Still, Snyder explained, the team does not want to put too much weight in any specific findings from the preliminary research until it has had an opportunity to follow many more transplant recipients. Instead, the early work was mainly done to make sure that the sample materials and methods were working well together.

That group is primarily focused on finding markers associated with transplant rejection, rejection severity, and organ donor-recipient compatibility, he noted, not only in heart transplant cases but also in the context of kidney transplants — ideally following at least 200 cases for each transplant type.

Other members of the iGeneTrain consortium are investigating a broad swath of factors that typically impact organ transplant recipient outcomes. Last year, investigators involved in the consortium published a study in Genome Medicine describing a custom Affymetrix Axiom chip, dubbed the TxArray, that is being employed in at least some of these studies.

At the recent American Society of Human Genetics meeting in Vancouver, Canada, Keating presented data on studies designed to assess microRNA, metabolite, and/or single-cell RNA sequencing patterns in cases of kidney or liver transplant rejection.

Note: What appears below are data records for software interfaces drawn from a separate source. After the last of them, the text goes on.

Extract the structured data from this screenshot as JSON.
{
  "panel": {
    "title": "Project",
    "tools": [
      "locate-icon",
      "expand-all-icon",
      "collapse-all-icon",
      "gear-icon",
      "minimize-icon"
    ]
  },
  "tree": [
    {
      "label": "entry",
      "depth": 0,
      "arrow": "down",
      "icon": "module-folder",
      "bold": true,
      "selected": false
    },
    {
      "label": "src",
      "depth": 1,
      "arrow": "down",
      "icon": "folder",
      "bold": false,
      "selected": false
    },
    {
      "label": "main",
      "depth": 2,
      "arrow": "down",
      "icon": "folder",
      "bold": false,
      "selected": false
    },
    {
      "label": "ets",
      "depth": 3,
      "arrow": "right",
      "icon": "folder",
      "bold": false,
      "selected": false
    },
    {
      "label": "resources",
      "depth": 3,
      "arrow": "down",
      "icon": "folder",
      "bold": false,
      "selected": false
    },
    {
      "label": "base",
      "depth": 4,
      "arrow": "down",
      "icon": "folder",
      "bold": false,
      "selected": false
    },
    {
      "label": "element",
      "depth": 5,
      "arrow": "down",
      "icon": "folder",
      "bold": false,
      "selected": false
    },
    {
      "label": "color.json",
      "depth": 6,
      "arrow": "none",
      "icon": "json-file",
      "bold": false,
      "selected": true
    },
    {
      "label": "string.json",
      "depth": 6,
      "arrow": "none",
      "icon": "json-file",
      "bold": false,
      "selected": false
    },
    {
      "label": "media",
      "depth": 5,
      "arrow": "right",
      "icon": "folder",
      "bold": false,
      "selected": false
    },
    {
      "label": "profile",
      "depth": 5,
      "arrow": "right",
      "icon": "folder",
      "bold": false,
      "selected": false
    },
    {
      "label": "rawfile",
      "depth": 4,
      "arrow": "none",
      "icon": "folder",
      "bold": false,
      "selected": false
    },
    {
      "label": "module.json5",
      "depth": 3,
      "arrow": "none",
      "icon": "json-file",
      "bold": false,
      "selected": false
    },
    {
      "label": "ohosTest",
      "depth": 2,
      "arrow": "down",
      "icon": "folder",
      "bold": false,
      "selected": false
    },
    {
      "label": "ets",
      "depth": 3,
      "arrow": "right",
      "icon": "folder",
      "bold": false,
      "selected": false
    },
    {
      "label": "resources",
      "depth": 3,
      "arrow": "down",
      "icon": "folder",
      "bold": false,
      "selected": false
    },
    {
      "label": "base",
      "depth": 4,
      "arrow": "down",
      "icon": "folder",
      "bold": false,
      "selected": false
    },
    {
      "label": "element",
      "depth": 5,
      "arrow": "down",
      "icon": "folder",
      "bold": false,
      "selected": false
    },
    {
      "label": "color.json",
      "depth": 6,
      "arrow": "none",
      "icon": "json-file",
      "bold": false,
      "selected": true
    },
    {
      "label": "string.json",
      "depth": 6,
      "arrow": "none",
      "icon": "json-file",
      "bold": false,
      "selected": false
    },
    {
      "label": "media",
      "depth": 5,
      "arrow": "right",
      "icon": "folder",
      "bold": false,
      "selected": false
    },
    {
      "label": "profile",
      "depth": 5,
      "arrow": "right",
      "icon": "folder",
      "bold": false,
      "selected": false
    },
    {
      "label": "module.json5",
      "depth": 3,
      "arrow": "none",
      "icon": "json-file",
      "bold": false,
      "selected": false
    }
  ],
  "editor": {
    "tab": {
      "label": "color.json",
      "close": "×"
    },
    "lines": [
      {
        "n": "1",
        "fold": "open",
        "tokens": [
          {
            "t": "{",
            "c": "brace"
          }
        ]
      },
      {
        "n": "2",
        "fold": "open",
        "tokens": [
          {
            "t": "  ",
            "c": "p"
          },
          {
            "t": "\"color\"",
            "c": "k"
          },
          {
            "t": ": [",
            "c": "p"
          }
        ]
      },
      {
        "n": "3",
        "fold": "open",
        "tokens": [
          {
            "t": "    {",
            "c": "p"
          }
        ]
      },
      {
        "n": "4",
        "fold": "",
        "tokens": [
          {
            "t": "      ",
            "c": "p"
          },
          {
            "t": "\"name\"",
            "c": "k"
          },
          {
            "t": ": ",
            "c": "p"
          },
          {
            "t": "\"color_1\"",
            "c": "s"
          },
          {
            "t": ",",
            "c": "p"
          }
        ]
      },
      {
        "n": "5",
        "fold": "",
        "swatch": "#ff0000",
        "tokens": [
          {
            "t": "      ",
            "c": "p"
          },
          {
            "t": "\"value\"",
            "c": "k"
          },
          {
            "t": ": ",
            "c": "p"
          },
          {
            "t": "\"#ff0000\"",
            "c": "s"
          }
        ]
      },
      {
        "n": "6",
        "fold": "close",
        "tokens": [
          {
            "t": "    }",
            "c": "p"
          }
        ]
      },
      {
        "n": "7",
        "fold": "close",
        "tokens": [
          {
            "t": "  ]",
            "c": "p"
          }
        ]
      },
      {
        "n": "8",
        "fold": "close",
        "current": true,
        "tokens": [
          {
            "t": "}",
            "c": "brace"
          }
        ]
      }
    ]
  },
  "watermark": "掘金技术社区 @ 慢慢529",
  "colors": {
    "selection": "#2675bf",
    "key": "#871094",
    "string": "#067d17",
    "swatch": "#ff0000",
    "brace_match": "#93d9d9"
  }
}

At the same conference session, other iGeneTrain members discussed strategies for using TxArray-based genotypes, immune gene profiles, and other genomic features to study transplant phenotypes such as response to immunosuppressive drugs and other potential complications such as delayed graft function, new onset diabetes, or skin cancer after transplantation.